Q: The Solar Impulse 2 took off Saturday from Nanjing (eastern China), and was supposed to arrive in Hawaii after six days and six nights. What happened?
A: When we left China, the weather conditions as far as Hawaii were okay. Then they got worse. We didn't expect to fly through an active weather front, with ice, rain and turbulence. It's a plane that flies slowly and is sensitive to turbulence, and it needs sun to be able to recharge its batteries.
On the fifth day of the flight the front got stronger. We will never be able to finish a round-the-world trip if we crash in the middle of the Pacific.
This world tour is maybe not going as fast as we would like, but this is not a race. The goal is to get there.
In terms of safety, it was much better to make an intermediate landing in Nagoya and to wait there for the weather to improve. It was the last place we could safely land. The little islands dotted here and there in the Pacific are by no means an alternative.
Q: Failure or technical feat?
A: We're a little disappointed to not have been able to fly non-stop from China to Hawaii. But a plane that flies 40 hours without fuel, only on solar power, is already extraordinary. We're extremely happy with the performance of this plane. The technical feasibility is there. This plane shows what we can do with clean technology.
Maybe people will finally realize that a round-the-world trip on solar power has never been done, and that it's not easy. It's a big adventure. We're trying to do something for the first time ever, and historic firsts are never easy. It often takes multiple attempts. We'll see if we succeed this year. The team is very motivated.
Solar energy is a good alternative. In some places, you need wind, geothermal energy, biomass and hydropower. Solar is not always the panacea. What we want is to promote clean technologies.
The engines of the Solar Impulse offer 97 percent efficiency, which is incredible. That's only a 3% loss. With a car engine, there's 73% loss. We're now pushing the limit to the max to show what's possible.
Q: Is the idea of a solar commercial flight completely utopian?
A: Currently, it's hard to see how we could have 200 passengers aboard a solar-powered plane. At the same time, when the Wright brothers made their first powered flight 112 years ago, they also didn't have the technology to fly passengers.

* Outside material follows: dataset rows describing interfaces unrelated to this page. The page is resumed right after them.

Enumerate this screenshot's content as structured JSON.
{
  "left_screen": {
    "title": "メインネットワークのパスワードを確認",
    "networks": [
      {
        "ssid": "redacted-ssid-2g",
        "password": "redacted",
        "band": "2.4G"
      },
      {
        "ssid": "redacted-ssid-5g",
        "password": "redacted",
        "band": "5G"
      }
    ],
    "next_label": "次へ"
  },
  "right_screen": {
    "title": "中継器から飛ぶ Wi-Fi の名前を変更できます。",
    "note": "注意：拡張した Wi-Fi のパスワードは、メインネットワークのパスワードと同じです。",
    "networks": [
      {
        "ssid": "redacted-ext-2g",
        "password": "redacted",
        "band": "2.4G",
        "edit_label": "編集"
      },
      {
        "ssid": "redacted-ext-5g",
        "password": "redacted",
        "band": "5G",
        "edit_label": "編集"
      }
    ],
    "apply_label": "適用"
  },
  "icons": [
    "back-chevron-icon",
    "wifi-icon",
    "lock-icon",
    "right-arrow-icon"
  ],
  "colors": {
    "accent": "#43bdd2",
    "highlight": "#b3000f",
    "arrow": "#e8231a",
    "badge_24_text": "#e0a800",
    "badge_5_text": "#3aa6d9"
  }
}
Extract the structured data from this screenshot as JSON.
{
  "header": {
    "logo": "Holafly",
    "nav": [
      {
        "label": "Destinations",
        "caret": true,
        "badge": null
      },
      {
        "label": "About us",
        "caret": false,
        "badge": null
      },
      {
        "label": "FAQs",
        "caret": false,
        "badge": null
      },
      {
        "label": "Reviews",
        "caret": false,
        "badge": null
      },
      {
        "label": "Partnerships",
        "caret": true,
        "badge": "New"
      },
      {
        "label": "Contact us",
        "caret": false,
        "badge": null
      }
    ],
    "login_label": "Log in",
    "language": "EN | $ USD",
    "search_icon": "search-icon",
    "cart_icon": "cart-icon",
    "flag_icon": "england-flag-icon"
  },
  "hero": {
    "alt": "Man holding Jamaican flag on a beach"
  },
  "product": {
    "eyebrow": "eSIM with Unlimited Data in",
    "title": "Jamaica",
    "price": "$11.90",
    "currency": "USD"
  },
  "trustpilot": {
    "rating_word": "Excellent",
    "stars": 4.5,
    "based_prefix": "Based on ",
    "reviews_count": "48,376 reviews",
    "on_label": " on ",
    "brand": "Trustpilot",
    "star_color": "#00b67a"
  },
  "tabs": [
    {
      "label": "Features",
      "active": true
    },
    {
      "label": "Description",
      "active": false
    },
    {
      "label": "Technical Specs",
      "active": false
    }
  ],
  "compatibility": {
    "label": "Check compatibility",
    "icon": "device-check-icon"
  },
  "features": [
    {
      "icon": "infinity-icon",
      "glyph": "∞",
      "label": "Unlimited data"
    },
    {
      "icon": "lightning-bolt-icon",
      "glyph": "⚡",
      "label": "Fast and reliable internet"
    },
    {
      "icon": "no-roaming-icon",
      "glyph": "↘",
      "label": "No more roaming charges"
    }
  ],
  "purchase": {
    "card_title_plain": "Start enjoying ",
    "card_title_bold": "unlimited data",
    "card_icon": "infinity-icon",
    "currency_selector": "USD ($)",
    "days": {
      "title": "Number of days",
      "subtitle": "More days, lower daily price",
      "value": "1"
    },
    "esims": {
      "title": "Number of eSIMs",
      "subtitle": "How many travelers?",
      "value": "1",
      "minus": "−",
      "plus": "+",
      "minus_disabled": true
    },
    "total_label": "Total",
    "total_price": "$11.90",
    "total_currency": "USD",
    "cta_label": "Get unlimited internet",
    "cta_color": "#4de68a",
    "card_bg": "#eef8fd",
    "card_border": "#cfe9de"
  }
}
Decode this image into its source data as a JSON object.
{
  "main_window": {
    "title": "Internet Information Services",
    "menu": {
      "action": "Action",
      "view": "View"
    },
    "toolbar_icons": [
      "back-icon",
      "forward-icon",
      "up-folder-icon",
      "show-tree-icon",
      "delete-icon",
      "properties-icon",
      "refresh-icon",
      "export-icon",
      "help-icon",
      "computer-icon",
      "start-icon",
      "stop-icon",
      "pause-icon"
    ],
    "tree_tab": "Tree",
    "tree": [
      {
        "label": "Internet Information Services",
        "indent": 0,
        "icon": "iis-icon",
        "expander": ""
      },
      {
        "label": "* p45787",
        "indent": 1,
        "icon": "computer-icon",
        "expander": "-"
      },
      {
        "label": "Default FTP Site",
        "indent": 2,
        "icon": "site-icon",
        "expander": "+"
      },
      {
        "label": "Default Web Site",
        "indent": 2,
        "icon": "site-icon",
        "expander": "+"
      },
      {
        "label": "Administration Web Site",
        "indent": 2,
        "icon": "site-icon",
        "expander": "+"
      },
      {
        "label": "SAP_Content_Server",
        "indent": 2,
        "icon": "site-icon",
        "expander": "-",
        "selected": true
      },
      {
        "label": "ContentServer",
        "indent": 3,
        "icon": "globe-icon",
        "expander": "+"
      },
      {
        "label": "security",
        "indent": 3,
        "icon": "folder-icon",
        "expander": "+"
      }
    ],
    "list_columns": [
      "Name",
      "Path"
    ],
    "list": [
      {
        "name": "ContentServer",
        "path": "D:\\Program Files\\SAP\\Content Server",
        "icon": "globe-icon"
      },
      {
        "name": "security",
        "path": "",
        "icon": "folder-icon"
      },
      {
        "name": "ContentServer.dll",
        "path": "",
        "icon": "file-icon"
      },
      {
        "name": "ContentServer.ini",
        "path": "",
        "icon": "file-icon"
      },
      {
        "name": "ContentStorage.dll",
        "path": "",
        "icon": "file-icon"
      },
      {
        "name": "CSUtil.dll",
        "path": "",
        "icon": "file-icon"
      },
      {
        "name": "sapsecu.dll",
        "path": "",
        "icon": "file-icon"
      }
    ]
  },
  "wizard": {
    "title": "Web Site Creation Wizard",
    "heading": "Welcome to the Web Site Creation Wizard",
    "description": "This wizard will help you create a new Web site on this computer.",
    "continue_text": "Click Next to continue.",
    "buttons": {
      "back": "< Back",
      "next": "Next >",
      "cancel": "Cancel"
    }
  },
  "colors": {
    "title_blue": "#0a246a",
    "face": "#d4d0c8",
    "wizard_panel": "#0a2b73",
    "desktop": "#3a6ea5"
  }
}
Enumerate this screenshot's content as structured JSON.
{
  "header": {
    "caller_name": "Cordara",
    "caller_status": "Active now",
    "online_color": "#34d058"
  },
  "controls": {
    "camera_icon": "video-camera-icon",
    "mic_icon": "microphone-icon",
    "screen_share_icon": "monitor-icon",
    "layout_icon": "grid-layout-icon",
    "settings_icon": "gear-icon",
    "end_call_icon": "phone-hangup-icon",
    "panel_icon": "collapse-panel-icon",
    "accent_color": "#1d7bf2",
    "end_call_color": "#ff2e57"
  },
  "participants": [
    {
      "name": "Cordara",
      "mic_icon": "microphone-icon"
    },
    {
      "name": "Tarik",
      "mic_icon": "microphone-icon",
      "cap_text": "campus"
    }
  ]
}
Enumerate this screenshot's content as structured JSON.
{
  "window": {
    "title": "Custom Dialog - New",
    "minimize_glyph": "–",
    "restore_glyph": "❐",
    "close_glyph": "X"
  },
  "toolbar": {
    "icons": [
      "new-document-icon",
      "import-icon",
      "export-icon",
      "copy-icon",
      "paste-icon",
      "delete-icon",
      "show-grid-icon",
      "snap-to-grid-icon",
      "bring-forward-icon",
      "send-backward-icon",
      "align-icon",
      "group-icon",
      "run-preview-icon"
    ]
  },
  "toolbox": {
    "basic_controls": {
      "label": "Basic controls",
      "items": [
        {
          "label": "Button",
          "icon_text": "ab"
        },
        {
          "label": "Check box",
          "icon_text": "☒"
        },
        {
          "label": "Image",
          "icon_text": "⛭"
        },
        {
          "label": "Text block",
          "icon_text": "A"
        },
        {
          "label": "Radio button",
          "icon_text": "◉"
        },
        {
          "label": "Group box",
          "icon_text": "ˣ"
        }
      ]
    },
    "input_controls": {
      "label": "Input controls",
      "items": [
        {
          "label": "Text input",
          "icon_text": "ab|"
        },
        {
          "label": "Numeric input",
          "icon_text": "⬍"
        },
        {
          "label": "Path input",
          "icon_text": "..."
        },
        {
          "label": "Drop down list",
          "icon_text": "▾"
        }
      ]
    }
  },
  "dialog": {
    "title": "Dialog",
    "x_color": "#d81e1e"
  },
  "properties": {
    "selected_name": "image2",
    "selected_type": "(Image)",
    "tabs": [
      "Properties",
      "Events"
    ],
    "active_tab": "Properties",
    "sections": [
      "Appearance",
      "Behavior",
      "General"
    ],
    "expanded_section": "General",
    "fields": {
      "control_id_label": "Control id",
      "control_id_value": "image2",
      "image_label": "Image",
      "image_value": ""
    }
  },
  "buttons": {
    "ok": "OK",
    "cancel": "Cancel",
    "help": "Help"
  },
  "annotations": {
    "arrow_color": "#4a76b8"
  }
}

You need pioneers to pave the way and manufacturers to optimize and develop the rest.
Copyright Agence France-Presse, 2015